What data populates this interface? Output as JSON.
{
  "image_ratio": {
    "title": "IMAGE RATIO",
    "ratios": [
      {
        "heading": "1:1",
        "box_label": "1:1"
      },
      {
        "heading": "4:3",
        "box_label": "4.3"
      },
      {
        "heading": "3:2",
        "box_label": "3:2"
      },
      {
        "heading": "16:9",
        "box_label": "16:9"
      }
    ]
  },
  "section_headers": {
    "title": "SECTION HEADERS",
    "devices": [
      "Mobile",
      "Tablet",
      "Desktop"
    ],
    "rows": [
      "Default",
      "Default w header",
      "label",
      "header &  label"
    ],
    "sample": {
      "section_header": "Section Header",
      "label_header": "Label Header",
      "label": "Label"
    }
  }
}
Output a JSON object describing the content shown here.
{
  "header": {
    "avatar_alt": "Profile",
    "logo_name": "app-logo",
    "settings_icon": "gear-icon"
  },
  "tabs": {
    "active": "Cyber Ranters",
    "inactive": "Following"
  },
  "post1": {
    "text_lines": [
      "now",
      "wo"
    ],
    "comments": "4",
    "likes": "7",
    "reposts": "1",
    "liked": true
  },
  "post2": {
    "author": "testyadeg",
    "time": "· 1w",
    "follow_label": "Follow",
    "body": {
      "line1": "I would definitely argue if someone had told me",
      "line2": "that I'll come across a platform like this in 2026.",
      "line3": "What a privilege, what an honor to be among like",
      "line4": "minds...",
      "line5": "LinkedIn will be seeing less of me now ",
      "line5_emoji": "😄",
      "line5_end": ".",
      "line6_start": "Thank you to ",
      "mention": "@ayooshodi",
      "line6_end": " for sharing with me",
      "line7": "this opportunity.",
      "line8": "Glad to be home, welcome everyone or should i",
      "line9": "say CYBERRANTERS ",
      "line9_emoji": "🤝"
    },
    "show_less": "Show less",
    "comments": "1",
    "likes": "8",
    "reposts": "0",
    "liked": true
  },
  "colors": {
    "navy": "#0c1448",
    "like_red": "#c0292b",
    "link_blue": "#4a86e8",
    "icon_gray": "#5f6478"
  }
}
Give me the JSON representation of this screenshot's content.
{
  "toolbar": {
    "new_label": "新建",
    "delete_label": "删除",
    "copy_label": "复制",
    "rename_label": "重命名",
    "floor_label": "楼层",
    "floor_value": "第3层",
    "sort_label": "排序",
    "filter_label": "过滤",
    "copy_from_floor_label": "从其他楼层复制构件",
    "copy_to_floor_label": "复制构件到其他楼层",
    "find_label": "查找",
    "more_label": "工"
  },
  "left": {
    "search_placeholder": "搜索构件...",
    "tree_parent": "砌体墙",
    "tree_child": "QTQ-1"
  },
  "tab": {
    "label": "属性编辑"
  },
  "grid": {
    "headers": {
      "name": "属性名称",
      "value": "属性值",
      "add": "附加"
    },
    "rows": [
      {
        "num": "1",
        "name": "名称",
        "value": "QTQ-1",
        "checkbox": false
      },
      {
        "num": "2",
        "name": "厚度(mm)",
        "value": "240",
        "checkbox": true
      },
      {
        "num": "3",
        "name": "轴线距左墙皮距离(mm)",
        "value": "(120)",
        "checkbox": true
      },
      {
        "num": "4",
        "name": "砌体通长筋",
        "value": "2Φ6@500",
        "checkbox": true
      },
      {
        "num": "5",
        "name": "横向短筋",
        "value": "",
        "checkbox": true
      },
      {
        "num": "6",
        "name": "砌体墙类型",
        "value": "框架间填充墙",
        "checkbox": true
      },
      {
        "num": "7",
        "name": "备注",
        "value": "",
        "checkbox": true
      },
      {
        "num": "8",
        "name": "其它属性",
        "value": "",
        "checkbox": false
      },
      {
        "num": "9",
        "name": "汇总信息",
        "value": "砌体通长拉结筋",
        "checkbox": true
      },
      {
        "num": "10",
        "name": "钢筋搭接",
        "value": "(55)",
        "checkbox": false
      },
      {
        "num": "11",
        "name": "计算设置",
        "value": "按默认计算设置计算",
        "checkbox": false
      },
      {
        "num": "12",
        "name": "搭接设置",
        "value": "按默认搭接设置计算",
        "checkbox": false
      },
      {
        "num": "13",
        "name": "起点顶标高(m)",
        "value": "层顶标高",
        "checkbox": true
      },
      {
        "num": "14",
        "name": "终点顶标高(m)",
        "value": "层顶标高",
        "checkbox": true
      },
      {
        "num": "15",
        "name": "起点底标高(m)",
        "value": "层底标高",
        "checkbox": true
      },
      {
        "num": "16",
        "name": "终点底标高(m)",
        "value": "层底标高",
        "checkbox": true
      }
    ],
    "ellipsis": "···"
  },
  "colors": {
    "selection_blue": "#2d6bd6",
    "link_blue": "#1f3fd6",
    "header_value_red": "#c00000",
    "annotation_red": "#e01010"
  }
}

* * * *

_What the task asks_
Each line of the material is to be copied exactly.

_Output below_
What data populates this interface? Output as JSON.
{
  "image_ratio": {
    "title": "IMAGE RATIO",
    "ratios": [
      {
        "heading": "1:1",
        "box_label": "1:1"
      },
      {
        "heading": "4:3",
        "box_label": "4.3"
      },
      {
        "heading": "3:2",
        "box_label": "3:2"
      },
      {
        "heading": "16:9",
        "box_label": "16:9"
      }
    ]
  },
  "section_headers": {
    "title": "SECTION HEADERS",
    "devices": [
      "Mobile",
      "Tablet",
      "Desktop"
    ],
    "rows": [
      "Default",
      "Default w header",
      "label",
      "header &  label"
    ],
    "sample": {
      "section_header": "Section Header",
      "label_header": "Label Header",
      "label": "Label"
    }
  }
}
Output a JSON object describing the content shown here.
{
  "header": {
    "avatar_alt": "Profile",
    "logo_name": "app-logo",
    "settings_icon": "gear-icon"
  },
  "tabs": {
    "active": "Cyber Ranters",
    "inactive": "Following"
  },
  "post1": {
    "text_lines": [
      "now",
      "wo"
    ],
    "comments": "4",
    "likes": "7",
    "reposts": "1",
    "liked": true
  },
  "post2": {
    "author": "testyadeg",
    "time": "· 1w",
    "follow_label": "Follow",
    "body": {
      "line1": "I would definitely argue if someone had told me",
      "line2": "that I'll come across a platform like this in 2026.",
      "line3": "What a privilege, what an honor to be among like",
      "line4": "minds...",
      "line5": "LinkedIn will be seeing less of me now ",
      "line5_emoji": "😄",
      "line5_end": ".",
      "line6_start": "Thank you to ",
      "mention": "@ayooshodi",
      "line6_end": " for sharing with me",
      "line7": "this opportunity.",
      "line8": "Glad to be home, welcome everyone or should i",
      "line9": "say CYBERRANTERS ",
      "line9_emoji": "🤝"
    },
    "show_less": "Show less",
    "comments": "1",
    "likes": "8",
    "reposts": "0",
    "liked": true
  },
  "colors": {
    "navy": "#0c1448",
    "like_red": "#c0292b",
    "link_blue": "#4a86e8",
    "icon_gray": "#5f6478"
  }
}
Give me the JSON representation of this screenshot's content.
{
  "toolbar": {
    "new_label": "新建",
    "delete_label": "删除",
    "copy_label": "复制",
    "rename_label": "重命名",
    "floor_label": "楼层",
    "floor_value": "第3层",
    "sort_label": "排序",
    "filter_label": "过滤",
    "copy_from_floor_label": "从其他楼层复制构件",
    "copy_to_floor_label": "复制构件到其他楼层",
    "find_label": "查找",
    "more_label": "工"
  },
  "left": {
    "search_placeholder": "搜索构件...",
    "tree_parent": "砌体墙",
    "tree_child": "QTQ-1"
  },
  "tab": {
    "label": "属性编辑"
  },
  "grid": {
    "headers": {
      "name": "属性名称",
      "value": "属性值",
      "add": "附加"
    },
    "rows": [
      {
        "num": "1",
        "name": "名称",
        "value": "QTQ-1",
        "checkbox": false
      },
      {
        "num": "2",
        "name": "厚度(mm)",
        "value": "240",
        "checkbox": true
      },
      {
        "num": "3",
        "name": "轴线距左墙皮距离(mm)",
        "value": "(120)",
        "checkbox": true
      },
      {
        "num": "4",
        "name": "砌体通长筋",
        "value": "2Φ6@500",
        "checkbox": true
      },
      {
        "num": "5",
        "name": "横向短筋",
        "value": "",
        "checkbox": true
      },
      {
        "num": "6",
        "name": "砌体墙类型",
        "value": "框架间填充墙",
        "checkbox": true
      },
      {
        "num": "7",
        "name": "备注",
        "value": "",
        "checkbox": true
      },
      {
        "num": "8",
        "name": "其它属性",
        "value": "",
        "checkbox": false
      },
      {
        "num": "9",
        "name": "汇总信息",
        "value": "砌体通长拉结筋",
        "checkbox": true
      },
      {
        "num": "10",
        "name": "钢筋搭接",
        "value": "(55)",
        "checkbox": false
      },
      {
        "num": "11",
        "name": "计算设置",
        "value": "按默认计算设置计算",
        "checkbox": false
      },
      {
        "num": "12",
        "name": "搭接设置",
        "value": "按默认搭接设置计算",
        "checkbox": false
      },
      {
        "num": "13",
        "name": "起点顶标高(m)",
        "value": "层顶标高",
        "checkbox": true
      },
      {
        "num": "14",
        "name": "终点顶标高(m)",
        "value": "层顶标高",
        "checkbox": true
      },
      {
        "num": "15",
        "name": "起点底标高(m)",
        "value": "层底标高",
        "checkbox": true
      },
      {
        "num": "16",
        "name": "终点底标高(m)",
        "value": "层底标高",
        "checkbox": true
      }
    ],
    "ellipsis": "···"
  },
  "colors": {
    "selection_blue": "#2d6bd6",
    "link_blue": "#1f3fd6",
    "header_value_red": "#c00000",
    "annotation_red": "#e01010"
  }
}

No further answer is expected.